After a pleasant hour or so of leafing through my ever growing collection of recipe books I chose a recipe from this one by Rachel Allen.  I like her recipes, have used quite a few and have never had a failure with any of them.  The recipe is actually for pear and ginger muffins but she suggests apples as an alternative.
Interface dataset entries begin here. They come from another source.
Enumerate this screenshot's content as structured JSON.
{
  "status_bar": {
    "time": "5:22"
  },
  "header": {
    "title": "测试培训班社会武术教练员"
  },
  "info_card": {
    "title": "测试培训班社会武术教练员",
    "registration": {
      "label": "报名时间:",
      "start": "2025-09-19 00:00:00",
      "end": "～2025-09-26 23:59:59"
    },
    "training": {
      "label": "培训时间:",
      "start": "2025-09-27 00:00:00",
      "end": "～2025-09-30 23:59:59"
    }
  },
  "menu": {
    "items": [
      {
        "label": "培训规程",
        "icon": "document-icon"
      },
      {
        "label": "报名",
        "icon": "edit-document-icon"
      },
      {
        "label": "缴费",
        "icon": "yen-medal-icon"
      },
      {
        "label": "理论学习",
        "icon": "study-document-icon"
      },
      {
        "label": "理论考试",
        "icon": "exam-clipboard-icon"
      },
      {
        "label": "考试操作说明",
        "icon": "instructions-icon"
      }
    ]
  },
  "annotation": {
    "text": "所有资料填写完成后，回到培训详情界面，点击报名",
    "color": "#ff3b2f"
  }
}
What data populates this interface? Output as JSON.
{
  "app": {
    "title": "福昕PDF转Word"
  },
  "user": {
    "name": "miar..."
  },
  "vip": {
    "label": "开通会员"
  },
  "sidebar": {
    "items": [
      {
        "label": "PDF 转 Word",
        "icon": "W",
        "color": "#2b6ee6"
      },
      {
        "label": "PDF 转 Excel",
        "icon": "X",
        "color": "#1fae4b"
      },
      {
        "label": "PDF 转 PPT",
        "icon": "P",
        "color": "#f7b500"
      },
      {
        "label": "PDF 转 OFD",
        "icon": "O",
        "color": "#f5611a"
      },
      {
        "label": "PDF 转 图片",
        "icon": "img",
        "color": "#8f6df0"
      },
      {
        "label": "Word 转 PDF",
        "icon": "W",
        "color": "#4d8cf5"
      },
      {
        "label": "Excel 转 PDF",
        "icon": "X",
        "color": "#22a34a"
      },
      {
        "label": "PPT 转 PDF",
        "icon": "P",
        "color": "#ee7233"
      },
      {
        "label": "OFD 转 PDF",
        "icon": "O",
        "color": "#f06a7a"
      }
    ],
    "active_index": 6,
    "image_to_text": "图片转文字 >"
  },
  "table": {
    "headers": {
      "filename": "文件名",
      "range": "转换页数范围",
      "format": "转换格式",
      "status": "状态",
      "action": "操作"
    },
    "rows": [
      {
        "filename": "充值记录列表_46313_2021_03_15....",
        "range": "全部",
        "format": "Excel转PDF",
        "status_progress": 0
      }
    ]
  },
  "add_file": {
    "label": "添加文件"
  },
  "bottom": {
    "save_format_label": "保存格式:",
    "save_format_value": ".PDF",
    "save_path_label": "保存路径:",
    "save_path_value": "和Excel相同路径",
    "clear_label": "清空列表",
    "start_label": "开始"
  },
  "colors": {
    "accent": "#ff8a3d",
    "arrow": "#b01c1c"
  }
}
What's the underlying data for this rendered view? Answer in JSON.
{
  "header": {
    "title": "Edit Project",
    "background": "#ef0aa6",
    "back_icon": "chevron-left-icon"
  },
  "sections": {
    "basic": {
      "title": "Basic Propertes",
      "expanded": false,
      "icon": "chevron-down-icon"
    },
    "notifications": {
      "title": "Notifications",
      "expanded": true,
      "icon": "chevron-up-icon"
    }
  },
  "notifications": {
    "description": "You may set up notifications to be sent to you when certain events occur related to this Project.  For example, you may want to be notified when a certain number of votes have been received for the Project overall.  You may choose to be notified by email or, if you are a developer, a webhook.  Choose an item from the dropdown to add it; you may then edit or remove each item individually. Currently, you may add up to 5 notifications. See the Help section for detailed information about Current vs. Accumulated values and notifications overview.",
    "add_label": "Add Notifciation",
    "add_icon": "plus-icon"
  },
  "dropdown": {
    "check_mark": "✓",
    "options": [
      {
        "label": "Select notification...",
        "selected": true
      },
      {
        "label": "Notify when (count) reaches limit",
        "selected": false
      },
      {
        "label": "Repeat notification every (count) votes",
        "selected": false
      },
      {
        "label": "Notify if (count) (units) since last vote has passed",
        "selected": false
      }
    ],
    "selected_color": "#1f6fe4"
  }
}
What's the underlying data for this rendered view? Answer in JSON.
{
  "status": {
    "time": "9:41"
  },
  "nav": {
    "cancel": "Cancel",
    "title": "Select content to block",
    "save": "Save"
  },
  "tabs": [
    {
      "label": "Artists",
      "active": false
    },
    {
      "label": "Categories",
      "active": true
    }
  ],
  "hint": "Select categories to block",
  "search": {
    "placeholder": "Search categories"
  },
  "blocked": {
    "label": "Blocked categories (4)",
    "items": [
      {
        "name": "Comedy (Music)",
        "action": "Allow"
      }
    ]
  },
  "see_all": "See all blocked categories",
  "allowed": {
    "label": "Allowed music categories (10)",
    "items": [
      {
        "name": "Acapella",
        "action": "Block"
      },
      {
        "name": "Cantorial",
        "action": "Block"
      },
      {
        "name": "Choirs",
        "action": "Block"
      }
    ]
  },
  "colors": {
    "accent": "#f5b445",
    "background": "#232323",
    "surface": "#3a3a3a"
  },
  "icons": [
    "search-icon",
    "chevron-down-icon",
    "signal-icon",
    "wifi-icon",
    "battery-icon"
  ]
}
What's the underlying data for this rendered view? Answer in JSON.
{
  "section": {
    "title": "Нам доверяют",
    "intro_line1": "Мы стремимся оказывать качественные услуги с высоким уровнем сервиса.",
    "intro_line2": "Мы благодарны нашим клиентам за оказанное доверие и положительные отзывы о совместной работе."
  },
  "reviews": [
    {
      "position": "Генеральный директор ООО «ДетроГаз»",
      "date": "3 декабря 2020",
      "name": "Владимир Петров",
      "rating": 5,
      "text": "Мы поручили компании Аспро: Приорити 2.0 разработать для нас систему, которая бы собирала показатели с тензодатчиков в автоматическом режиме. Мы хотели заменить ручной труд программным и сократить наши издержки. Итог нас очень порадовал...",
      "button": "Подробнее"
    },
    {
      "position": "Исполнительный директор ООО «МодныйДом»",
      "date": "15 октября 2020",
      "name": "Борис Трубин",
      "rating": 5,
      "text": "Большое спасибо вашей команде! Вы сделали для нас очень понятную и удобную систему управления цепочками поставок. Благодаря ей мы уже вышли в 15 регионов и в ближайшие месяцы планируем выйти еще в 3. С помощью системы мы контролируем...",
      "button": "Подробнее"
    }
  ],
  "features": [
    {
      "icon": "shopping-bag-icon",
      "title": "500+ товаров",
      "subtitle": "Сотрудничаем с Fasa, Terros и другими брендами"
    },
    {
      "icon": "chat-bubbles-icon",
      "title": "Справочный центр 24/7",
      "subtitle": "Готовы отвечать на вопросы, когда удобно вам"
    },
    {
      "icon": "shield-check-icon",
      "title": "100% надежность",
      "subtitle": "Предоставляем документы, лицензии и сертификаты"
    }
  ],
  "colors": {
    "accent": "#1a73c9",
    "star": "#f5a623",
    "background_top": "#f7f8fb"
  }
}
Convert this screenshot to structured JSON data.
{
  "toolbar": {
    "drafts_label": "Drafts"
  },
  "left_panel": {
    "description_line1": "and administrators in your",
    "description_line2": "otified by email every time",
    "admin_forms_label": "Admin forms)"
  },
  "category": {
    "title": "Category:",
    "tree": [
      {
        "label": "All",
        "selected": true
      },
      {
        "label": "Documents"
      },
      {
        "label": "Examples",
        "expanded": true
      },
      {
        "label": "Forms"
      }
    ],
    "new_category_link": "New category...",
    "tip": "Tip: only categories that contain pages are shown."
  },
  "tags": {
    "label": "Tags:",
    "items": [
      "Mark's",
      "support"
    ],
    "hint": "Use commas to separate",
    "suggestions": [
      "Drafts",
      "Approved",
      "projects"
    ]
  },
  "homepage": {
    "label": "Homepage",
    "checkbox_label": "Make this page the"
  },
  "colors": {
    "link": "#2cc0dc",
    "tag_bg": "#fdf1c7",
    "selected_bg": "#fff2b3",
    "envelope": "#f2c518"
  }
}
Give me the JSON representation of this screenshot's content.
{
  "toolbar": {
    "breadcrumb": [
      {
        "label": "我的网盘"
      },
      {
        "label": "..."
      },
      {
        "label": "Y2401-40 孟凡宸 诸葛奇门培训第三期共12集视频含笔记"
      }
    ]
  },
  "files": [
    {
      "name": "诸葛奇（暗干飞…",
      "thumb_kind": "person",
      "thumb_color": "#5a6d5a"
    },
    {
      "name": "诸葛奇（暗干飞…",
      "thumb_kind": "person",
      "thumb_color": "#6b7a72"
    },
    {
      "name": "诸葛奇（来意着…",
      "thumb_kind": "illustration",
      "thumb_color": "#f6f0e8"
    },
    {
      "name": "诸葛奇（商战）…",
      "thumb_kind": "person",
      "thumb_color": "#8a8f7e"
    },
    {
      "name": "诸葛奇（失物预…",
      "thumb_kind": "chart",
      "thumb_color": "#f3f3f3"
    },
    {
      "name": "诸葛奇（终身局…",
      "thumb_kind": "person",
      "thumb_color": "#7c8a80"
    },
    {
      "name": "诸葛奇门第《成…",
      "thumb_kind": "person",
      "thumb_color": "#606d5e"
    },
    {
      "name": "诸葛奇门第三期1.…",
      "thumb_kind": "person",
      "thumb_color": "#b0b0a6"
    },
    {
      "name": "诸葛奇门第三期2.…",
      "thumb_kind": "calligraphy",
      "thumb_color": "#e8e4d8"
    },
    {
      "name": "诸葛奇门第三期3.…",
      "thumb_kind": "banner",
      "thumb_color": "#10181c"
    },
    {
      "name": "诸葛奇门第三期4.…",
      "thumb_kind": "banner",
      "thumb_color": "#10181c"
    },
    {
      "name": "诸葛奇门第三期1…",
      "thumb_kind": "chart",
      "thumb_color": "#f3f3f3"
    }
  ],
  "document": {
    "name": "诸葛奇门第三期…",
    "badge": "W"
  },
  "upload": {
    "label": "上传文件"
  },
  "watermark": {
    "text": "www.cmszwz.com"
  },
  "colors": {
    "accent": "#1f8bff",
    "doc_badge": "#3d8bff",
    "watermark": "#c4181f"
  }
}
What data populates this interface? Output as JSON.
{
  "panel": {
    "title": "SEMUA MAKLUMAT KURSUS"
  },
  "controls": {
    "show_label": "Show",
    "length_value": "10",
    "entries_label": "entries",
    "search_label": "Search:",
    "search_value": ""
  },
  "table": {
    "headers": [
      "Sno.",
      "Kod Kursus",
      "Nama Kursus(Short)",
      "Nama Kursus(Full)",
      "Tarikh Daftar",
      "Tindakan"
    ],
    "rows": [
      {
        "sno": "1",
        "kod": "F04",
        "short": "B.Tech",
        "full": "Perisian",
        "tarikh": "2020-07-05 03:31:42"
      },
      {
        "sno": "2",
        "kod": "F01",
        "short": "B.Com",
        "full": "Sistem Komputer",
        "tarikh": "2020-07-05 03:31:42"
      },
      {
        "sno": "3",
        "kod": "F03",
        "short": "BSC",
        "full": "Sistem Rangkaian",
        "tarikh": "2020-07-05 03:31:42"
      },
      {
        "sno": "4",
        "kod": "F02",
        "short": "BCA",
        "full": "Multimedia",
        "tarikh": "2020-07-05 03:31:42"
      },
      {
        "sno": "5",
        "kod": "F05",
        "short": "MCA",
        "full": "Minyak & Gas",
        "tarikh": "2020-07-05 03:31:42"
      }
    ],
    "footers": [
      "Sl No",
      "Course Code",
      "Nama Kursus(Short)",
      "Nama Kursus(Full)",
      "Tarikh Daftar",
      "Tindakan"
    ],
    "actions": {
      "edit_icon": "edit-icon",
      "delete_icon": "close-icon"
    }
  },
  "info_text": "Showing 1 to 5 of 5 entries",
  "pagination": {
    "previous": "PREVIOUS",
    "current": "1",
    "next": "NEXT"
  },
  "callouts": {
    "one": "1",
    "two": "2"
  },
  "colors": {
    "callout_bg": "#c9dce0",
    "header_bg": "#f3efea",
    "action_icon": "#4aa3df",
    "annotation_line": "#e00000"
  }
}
As we had several apples going begging in the fruit bowl I decided to use them.  I wondered how they would go with ginger as opposed to the more traditional cinnamon and it turned out to be a delicious combination.

apple and ginger muffins3

Thinking about it, one of the reasons that I don’t make muffins more often is that generally they don’t keep too well.  They can be slightly stale after one day and definitely bird food after two or three.

However, in the recipe it says to “whisk together until smooth” which kind of goes against the concept that “lumpy batter makes light muffins”.  (I can’t exactly remember where I read that phrase but think it might have been in a Nigella Lawson book.)  But, having every confidence in Rachel Allen’s recipes, whisk it I did, until nice and smooth.  The result was that the texture of the muffins was more like a cake than a muffin, with the added delight that they were still perfectly nice to eat several days later.  Curious.

In fact, with the quantity of mixture and the texture of the muffins it occurred to me that it might work as a bundt cake - the next time I have a surfeit of apples.  Anyway, apple and ginger is a winning combination.  Cinnamon makes me nervous as it takes only a smidgen too much of it to make a cake taste slightly soapy.  It’s not so easy to overdo the ginger and although a whole tablespoon seemed like a lot actually it was just right.

Ingredients

275g plain flour

2 tsp baking powder

1 tblsp ground ginger

1 tsp salt

200g caster sugar

4 eggs, beaten

150ml vegetable oil

300g dessert apples, peeled and chopped into 1cm dice

1 tblsp demerara sugar

Method

Preheat the oven to 180°C / 160°fan / gas mk 4.  Put 15 muffin cases into two muffin tins.*

Sift the dry ingredients into a large bowl.  Add the eggs and oil and whisk together until smooth.  Fold in the chopped apples.

Spoon the mixture into the muffin cases, filling each one about three quarters full.  (I use an ice cream scoop which makes it easy to get them evenly filled).  Sprinkle with demerara sugar.

Bake for 20 minutes or until golden and springy to the touch.  Cool in the tin for 5 minutes then transfer to a wire rack to cool completely.  You can dust with icing sugar or ice with a water icing if you like, instead of sprinkling with demerara sugar.

*Makes 12-15 muffins, depending on how much you fill the cases.